Leona Elizabeth Tyler
Leona E. Tyler
May 10, 1906
|Died||April 29, 1993 (aged 86)|
|Alma mater||University of Minnesota|
|Institutions||University of Oregon|
|Doctoral advisor||Donald G. Paterson|
Leona Elizabeth Tyler (May 10, 1906 – April 29, 1993) was an American psychologist and President of the American Psychological Association in 1973.
Leona Tyler was born in Chetek, Wisconsin on May 10, 1906. Her father, Leon M. Tyler was an accountant and house restoration contractor and her mother, Bessie J. Carver Tyler managed the home. Both her parents graduated high school, but neither attended college.
She graduated from high school at the age of fifteen. She received her B.A. in English from the University of Minnesota at the age of 19. Although her major was English, she was also attracted to science. After graduating she taught English and other subjects in junior high schools in Minnesota and Michigan. She completed her Ph.D. in counseling psychology from the University of Minnesota in 1940.
Tyler started her university teaching career at the University of Oregon as an instructor in 1940. She joined the Department of Psychology at the University of Oregon in the fall of 1940. She became Dean of the Graduate School in 1965 and remained so until her mandated retirement at the age of 65 in 1971. However, she remained active even after the retirement. She remained at the University of Oregon till her death in 1993. In 1969, Leona Tyler stated “Social problems, such as race relations, should not be a high priority for psychological research or practice” which only continued the neglect of people of color in the mental health field.
Tyler conducted several researches and published many books and research papers on psychology.

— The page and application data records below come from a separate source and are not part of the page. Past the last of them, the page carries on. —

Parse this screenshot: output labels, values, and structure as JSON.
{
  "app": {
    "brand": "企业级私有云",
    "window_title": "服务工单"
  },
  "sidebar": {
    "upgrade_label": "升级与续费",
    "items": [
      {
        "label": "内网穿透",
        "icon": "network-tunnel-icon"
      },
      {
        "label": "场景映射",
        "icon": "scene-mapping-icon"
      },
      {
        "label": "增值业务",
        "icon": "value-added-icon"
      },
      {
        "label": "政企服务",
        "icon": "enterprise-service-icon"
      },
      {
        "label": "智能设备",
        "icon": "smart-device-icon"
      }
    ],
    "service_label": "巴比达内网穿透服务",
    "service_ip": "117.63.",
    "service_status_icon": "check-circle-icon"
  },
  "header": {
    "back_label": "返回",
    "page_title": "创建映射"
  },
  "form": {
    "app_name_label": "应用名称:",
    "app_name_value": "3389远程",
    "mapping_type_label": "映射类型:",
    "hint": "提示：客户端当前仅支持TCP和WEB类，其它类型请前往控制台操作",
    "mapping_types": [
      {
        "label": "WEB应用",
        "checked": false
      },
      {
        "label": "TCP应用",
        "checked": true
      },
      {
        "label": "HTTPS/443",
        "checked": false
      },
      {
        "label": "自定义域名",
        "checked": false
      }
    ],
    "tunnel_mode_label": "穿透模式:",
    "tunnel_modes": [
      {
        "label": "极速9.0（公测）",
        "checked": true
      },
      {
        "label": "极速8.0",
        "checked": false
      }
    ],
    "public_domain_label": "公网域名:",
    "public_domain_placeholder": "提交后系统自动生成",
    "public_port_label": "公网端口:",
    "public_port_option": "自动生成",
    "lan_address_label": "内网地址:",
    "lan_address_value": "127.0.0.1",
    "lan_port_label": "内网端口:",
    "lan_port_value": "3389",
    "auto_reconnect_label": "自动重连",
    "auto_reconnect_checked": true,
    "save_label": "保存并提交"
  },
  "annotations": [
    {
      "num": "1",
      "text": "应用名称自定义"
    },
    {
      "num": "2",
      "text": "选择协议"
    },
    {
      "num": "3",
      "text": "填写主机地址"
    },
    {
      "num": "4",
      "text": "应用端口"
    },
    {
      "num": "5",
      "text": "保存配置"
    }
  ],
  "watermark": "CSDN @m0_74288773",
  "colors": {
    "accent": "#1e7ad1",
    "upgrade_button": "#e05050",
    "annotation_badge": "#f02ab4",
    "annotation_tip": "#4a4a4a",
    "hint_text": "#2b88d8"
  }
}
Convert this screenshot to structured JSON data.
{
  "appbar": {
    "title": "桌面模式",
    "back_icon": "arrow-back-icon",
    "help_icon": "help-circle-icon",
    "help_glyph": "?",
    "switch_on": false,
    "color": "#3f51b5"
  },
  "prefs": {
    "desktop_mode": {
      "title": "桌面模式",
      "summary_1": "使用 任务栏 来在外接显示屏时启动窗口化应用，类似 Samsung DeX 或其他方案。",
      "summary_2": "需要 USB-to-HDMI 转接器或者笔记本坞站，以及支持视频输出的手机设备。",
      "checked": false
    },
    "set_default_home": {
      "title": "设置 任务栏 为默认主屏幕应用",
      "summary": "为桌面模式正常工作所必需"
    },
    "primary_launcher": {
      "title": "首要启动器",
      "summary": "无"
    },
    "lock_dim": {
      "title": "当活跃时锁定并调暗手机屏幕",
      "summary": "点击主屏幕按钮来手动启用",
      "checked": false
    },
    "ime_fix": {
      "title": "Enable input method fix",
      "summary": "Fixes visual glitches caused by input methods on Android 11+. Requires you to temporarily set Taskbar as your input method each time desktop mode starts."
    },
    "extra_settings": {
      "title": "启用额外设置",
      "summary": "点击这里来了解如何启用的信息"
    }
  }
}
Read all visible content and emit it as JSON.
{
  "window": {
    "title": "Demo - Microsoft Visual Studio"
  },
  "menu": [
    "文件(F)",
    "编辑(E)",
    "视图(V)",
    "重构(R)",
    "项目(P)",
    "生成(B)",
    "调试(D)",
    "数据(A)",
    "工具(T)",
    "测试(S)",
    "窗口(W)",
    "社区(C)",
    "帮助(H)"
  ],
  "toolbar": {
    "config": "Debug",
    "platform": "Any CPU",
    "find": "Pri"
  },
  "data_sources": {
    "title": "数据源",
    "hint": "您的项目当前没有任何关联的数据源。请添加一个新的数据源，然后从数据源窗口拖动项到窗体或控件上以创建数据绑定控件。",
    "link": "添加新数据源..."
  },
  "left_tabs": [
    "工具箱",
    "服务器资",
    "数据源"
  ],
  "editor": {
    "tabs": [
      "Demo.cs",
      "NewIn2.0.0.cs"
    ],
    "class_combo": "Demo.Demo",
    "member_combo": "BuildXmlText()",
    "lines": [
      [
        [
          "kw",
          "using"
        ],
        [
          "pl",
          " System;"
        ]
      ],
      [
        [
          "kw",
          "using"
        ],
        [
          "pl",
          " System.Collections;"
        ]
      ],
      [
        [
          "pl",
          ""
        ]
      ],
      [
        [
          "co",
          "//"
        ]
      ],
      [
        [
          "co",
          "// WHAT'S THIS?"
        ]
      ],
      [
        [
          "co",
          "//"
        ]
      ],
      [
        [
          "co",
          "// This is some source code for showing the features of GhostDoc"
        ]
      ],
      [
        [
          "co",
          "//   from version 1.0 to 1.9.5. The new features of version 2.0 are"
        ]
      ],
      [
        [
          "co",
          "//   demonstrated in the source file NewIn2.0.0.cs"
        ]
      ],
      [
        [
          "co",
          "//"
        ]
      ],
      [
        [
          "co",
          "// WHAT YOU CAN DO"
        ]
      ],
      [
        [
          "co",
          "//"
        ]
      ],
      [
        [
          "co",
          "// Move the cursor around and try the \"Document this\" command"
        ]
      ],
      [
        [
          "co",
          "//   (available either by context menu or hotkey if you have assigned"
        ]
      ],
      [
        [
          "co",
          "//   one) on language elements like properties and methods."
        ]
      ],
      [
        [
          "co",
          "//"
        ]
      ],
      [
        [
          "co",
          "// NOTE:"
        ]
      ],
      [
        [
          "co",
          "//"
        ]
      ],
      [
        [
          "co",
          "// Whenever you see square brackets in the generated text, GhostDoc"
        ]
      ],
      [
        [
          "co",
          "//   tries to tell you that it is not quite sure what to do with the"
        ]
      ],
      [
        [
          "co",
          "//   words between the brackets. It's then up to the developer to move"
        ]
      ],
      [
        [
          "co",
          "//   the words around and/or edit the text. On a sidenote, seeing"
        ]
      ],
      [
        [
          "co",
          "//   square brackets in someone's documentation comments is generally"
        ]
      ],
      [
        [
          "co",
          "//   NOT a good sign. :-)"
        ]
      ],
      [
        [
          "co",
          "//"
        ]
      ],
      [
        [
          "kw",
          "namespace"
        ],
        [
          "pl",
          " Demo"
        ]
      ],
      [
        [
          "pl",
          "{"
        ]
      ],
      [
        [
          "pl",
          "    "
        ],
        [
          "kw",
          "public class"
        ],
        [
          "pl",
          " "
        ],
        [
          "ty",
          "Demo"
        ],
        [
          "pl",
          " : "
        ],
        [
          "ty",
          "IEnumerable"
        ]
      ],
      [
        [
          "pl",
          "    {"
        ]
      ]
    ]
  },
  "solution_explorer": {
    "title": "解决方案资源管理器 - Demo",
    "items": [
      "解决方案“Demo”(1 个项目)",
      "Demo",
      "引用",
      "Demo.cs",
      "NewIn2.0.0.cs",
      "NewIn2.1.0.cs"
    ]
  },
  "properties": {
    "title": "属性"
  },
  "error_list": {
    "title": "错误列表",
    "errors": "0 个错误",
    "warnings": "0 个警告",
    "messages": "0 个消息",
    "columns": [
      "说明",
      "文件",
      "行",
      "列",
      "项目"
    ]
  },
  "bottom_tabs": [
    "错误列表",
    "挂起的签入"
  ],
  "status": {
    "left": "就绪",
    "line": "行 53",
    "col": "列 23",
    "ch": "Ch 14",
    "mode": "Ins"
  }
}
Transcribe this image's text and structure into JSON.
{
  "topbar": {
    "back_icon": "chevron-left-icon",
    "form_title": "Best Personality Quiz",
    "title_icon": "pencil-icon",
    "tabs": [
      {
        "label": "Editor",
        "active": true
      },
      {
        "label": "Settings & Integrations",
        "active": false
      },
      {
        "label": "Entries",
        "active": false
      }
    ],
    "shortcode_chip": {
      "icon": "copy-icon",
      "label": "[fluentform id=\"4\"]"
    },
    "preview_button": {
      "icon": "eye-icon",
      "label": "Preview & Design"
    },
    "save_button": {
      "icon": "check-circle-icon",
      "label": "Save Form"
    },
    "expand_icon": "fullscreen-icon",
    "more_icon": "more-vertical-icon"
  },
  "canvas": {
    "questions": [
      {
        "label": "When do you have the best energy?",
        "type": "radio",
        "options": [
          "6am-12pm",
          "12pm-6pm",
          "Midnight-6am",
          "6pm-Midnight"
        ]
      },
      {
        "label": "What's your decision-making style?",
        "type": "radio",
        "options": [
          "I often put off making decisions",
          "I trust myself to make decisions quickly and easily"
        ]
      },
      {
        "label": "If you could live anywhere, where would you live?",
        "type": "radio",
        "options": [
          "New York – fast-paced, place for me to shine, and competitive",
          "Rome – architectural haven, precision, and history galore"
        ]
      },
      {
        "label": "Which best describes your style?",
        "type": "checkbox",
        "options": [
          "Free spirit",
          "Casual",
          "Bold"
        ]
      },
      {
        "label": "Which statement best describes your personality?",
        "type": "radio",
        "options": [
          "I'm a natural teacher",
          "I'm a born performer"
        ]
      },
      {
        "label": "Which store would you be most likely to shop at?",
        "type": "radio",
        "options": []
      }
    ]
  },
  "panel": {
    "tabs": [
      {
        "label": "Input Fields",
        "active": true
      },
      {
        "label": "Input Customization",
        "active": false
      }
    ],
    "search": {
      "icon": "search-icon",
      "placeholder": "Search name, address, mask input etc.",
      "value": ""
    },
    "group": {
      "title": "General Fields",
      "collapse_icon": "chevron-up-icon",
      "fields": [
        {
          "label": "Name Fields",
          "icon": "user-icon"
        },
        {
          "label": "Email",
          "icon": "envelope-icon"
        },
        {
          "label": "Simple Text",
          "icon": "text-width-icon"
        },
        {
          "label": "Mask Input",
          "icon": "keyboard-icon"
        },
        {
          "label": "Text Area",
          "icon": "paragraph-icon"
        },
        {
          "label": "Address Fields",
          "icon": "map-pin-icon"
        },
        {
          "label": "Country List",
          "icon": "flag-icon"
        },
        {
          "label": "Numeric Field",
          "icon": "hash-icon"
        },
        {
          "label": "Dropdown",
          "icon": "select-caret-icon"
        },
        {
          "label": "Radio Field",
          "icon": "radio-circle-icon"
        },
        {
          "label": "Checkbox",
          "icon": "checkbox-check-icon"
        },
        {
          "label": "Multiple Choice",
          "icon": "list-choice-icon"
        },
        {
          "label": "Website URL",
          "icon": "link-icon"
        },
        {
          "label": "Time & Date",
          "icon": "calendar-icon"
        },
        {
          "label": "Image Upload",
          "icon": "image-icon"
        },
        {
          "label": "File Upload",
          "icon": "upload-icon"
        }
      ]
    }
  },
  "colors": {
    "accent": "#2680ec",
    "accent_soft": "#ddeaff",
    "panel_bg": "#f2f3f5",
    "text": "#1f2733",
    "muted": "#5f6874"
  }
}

She focused on the construct of organized choices in the late 1950s. Her concerns about vocational interests led to a longitudinal study of the broader question of the directions of development that interests and personality take. A major research finding was that, as people thought about careers, dislikes and avoidances were more important than likes. This research led to the study of how choices organized peoples' lives. She developed the Choice Pattern Technique, that required people to indicate their construals of occupations and free-time activities. In 1962, she received the Fulbright scholarship to work at the University of Amsterdam. This allowed her to test her ideas and methods cross-culturally. Her research was extended to India and Australia and expanded to take in values, daily activities, and future time-perspectives in adolescents. Her work in the Choice Pattern Technique was included in The Work of the Counselor.
In 1947, she wrote The Psychology of Human Differences. She developed her own view of behavior. She began blending concepts of Carl Rogers, individual differences, and psychometrics, psychoanalytic theory, behaviorism, developmental stage theory, and existentialism. Her thinking shifted from behavioristic to cognitive during this time. In 1969, Tyler wrote The Work of the Counselor. From 1967 to 1968, she wrote the latest revision of Developmental Psychology with Florence Goodenough. She applied her theory of possibilities to the choice behavior of scientists in Thinking Creatively in 1983. This suggested perceptions of choices for scientific inquiry are distorted or limited by professional education and discipline based on conformity.
Leona died on April 29, 1993, at the age of 86, in Eugene, Oregon because of congestive heart failure after a series of illnesses and accidents.
The following are the books and other publications by Tyler.